§ **DESCRIPTION OF THE TASK**
Go through the entries below and count the lines holding the word "screenshot". Reply with only the number, please.

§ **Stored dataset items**

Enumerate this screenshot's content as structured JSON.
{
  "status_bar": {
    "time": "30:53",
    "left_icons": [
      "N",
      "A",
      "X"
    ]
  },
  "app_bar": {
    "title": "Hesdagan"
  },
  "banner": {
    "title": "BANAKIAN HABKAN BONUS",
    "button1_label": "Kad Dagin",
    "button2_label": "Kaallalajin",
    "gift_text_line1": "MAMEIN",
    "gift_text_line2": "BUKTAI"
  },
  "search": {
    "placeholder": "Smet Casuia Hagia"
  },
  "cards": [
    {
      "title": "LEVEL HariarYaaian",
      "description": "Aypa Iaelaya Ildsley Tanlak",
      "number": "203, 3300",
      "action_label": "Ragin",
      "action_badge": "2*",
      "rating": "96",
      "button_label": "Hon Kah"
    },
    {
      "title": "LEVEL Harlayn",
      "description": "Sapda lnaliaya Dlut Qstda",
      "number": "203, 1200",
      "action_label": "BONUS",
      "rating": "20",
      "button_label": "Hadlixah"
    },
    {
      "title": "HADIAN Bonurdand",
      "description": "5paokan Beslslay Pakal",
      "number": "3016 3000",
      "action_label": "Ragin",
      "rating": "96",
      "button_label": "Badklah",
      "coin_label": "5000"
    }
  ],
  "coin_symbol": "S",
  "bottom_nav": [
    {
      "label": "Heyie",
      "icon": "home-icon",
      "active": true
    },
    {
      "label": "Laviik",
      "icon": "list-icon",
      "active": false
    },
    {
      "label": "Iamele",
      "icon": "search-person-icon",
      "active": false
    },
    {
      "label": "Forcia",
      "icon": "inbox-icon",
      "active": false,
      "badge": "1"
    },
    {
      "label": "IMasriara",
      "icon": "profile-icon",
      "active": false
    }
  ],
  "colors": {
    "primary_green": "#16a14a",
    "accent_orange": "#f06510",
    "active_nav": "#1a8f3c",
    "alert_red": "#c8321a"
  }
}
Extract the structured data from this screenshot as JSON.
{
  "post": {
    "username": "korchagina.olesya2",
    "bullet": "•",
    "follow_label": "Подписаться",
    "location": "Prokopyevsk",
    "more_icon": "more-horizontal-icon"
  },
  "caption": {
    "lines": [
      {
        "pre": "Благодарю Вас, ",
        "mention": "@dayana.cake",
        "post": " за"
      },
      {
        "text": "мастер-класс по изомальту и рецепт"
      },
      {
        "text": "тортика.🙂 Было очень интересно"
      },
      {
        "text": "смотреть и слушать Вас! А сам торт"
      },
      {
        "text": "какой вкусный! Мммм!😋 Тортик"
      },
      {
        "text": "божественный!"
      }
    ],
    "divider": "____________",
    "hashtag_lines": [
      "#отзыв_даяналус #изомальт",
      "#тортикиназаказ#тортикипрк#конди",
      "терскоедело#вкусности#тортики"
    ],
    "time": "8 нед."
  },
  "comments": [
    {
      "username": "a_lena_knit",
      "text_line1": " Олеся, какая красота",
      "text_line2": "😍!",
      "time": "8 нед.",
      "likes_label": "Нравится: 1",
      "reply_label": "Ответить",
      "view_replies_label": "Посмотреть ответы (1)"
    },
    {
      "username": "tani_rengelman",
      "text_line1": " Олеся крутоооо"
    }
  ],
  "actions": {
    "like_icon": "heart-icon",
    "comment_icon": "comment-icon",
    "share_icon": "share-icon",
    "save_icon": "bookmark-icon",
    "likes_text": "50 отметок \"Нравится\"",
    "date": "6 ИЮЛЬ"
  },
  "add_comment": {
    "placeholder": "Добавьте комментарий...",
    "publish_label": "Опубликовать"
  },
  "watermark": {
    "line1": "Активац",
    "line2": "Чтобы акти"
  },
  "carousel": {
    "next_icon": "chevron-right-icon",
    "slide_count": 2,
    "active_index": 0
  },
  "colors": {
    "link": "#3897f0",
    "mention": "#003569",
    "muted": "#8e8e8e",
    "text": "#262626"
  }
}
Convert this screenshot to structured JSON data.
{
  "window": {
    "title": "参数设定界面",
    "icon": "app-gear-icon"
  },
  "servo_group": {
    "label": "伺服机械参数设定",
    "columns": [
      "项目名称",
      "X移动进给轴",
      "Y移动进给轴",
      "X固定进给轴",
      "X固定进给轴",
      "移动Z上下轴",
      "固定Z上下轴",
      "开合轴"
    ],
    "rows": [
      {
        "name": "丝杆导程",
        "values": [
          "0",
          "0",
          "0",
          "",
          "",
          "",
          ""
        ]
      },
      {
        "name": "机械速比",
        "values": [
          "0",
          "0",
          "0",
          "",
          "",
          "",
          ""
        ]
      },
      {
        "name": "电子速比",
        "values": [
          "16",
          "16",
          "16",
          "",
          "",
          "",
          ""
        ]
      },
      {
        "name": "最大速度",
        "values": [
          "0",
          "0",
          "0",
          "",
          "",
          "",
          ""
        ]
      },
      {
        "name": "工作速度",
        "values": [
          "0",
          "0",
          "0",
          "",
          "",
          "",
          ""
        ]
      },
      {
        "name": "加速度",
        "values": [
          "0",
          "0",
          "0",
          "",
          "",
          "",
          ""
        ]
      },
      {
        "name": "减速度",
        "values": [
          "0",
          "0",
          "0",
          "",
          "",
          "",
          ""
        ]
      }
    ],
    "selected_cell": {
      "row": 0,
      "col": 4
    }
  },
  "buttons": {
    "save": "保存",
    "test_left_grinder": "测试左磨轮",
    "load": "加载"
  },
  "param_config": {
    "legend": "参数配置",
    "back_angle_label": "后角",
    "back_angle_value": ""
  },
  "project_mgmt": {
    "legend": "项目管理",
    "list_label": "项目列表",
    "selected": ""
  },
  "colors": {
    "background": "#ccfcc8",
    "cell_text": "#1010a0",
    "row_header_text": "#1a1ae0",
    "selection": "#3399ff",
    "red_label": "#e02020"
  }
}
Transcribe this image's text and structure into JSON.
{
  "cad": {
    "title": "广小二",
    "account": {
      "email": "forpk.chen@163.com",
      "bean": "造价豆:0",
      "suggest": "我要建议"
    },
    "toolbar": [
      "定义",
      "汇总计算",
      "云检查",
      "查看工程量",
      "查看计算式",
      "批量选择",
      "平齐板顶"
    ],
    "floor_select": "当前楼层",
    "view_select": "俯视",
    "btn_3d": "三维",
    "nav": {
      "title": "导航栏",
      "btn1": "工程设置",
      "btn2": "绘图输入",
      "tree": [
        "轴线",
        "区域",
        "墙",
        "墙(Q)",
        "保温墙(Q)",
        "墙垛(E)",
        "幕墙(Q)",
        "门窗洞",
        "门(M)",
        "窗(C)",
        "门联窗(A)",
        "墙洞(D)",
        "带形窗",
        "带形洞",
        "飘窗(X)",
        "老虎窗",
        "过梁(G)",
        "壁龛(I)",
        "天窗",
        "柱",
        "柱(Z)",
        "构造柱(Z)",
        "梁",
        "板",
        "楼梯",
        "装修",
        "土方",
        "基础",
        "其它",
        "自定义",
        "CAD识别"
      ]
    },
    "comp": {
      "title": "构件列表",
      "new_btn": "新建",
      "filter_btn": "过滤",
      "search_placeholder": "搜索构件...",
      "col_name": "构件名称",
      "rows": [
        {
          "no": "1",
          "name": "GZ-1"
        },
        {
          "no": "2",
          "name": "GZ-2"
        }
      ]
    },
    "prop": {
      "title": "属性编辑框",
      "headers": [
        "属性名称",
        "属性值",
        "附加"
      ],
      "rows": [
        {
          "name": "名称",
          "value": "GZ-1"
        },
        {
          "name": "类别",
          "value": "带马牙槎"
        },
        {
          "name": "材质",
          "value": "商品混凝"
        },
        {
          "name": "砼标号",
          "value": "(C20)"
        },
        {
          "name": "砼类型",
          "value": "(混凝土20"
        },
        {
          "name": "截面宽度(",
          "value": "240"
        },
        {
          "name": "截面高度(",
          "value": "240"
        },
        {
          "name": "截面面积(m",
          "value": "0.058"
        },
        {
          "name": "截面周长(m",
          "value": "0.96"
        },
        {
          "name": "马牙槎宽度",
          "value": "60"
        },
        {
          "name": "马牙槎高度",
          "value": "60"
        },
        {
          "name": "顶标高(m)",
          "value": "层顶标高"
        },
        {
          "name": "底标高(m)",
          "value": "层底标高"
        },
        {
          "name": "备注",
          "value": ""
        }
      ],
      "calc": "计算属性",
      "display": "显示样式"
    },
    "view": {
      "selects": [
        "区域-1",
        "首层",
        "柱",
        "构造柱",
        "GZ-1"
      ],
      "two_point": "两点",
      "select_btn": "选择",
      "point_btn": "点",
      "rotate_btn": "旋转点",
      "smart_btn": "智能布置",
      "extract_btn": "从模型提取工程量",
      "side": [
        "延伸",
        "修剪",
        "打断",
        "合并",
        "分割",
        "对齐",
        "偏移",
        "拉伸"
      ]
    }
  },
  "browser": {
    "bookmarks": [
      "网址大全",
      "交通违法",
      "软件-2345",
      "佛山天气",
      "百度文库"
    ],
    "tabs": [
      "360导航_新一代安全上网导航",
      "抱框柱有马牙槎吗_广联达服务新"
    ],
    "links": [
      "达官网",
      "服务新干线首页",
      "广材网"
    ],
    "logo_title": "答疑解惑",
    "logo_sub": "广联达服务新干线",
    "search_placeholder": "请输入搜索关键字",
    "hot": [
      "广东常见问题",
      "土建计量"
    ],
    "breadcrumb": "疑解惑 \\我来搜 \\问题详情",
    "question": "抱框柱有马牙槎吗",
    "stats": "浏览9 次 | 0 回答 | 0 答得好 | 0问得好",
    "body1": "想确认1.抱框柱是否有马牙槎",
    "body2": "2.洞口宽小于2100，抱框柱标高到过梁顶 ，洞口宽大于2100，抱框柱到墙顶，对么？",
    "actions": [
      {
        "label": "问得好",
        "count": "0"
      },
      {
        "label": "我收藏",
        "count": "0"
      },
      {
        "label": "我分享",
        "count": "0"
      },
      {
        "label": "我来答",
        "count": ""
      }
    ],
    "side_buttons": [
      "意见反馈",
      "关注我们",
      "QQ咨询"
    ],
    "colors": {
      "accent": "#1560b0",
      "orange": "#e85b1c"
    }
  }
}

§ **TASK RESULT**
3